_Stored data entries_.
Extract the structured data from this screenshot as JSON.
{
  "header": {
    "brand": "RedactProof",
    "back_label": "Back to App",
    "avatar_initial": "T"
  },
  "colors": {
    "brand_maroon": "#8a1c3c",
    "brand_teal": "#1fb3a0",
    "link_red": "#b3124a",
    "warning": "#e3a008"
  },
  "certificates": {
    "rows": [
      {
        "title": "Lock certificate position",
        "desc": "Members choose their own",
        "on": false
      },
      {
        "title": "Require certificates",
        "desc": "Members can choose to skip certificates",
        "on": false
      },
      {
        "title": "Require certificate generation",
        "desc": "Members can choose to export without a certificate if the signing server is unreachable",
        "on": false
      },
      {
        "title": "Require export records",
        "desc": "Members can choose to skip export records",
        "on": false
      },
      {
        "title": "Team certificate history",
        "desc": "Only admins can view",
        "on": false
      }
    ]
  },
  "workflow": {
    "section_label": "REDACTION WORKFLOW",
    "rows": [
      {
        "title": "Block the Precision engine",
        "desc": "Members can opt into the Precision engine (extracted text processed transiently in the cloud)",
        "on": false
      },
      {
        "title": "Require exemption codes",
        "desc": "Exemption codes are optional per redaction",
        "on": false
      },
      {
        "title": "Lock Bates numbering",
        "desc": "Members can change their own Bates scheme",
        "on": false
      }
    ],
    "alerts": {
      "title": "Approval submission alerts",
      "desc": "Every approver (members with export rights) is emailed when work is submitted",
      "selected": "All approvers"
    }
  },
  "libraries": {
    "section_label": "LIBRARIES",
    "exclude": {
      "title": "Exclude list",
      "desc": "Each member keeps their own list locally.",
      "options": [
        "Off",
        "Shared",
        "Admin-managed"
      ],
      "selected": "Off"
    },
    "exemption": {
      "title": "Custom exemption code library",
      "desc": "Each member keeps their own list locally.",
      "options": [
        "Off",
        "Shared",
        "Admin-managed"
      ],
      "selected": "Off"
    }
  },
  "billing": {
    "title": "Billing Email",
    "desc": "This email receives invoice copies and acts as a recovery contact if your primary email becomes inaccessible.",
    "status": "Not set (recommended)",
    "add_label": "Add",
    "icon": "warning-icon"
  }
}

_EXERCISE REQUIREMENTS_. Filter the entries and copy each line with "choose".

_OUTPUT FOR THIS TASK_.
        "desc": "Members choose their own",
        "desc": "Members can choose to skip certificates",
        "desc": "Members can choose to export without a certificate if the signing server is unreachable",
        "desc": "Members can choose to skip export records",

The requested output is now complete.